# Exercise directions
The job is to find each line of the records below that includes the word "خريدار" and copy it.

# Exercise materials
·····
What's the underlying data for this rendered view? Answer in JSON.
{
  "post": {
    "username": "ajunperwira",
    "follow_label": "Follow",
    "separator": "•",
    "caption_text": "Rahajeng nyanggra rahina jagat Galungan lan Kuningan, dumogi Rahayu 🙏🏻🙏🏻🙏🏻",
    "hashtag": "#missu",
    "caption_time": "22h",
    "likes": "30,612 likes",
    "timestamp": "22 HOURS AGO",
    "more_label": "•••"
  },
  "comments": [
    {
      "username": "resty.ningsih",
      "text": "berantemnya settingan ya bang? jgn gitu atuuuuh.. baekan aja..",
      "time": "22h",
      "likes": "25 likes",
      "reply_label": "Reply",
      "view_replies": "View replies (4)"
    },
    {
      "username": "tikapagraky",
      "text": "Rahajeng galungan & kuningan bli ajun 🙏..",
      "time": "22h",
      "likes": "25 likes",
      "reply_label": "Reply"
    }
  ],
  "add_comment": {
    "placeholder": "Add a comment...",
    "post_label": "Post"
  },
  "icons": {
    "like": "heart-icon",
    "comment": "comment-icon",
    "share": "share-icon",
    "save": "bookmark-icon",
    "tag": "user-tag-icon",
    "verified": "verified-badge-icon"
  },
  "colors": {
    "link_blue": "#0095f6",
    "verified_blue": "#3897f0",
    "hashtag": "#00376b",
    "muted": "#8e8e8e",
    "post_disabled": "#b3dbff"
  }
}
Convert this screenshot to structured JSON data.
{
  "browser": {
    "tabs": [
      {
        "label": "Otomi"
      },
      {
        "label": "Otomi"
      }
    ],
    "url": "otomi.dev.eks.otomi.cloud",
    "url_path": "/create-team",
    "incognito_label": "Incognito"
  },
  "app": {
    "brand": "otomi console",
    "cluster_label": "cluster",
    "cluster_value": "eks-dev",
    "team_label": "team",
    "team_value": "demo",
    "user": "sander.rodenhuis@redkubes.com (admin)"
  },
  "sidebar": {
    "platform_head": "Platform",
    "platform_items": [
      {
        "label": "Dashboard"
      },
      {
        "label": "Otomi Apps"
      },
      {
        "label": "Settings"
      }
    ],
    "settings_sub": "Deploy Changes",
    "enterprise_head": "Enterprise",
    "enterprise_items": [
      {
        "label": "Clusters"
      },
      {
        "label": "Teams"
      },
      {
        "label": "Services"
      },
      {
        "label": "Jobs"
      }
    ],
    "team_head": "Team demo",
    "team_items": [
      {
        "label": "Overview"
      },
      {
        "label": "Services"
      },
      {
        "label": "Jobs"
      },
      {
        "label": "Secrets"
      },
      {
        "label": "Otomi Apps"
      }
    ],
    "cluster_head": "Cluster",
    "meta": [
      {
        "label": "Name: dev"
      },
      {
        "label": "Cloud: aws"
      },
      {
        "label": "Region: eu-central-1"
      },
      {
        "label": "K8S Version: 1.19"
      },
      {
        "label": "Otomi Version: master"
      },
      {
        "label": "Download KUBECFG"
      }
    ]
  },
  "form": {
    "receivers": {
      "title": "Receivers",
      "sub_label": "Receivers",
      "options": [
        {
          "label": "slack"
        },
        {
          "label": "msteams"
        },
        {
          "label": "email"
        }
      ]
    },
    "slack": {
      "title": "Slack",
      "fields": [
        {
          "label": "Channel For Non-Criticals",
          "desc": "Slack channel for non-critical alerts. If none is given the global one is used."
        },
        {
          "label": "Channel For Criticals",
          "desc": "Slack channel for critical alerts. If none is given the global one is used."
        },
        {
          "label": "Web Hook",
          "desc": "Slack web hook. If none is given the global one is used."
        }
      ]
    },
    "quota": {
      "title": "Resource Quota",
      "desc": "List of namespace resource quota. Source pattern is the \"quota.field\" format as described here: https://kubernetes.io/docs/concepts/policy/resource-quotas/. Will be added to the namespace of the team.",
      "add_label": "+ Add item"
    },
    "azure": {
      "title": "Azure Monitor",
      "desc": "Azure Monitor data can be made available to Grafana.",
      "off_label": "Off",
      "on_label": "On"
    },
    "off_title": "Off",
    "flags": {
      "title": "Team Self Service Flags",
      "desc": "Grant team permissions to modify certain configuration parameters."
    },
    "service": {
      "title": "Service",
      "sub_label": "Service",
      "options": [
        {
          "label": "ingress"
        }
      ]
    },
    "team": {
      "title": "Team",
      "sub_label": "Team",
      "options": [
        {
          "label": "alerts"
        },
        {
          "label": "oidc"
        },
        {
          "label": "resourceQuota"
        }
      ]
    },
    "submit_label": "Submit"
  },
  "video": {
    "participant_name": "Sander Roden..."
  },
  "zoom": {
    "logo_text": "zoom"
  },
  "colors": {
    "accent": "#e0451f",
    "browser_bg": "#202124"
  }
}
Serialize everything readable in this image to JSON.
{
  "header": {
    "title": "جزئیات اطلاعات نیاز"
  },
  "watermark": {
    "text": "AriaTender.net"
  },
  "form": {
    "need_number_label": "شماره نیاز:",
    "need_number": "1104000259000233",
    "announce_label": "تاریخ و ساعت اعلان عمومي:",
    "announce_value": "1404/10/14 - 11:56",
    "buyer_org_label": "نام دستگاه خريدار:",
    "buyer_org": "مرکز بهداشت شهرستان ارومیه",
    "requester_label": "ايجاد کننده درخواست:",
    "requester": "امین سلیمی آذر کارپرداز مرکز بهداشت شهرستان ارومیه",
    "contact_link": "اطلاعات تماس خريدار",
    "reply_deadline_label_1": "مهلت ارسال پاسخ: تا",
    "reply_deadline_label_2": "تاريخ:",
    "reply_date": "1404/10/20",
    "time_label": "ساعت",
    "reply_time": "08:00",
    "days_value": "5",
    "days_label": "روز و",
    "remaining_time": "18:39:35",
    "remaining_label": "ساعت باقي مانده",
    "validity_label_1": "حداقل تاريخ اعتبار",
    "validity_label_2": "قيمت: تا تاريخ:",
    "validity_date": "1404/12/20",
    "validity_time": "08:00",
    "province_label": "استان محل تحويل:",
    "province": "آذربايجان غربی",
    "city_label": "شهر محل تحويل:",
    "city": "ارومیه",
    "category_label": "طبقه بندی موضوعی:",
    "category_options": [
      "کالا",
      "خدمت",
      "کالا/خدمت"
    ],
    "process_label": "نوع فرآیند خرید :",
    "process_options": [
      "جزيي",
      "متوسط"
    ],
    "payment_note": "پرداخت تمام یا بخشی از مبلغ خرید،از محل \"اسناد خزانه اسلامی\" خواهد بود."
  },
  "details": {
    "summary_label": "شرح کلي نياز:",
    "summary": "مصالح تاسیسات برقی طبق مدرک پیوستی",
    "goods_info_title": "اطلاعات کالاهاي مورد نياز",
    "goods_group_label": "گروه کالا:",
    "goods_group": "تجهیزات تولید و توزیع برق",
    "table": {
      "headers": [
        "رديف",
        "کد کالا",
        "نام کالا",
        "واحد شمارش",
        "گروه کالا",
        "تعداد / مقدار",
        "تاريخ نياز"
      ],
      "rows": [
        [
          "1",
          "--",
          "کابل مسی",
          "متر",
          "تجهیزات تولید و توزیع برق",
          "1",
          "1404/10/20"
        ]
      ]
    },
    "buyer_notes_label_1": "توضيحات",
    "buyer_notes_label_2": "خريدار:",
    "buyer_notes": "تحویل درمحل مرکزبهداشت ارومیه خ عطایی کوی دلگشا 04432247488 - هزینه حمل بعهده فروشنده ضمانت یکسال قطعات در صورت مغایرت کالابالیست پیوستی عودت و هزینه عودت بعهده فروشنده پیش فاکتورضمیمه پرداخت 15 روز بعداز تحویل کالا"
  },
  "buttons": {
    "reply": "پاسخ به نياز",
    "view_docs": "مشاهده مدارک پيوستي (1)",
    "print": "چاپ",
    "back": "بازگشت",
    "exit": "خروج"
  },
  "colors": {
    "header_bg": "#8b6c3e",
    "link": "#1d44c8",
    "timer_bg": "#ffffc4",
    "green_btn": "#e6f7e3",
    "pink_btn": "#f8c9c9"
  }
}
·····
# Exercise response
    "buyer_org_label": "نام دستگاه خريدار:",
    "contact_link": "اطلاعات تماس خريدار",
    "buyer_notes_label_2": "خريدار:",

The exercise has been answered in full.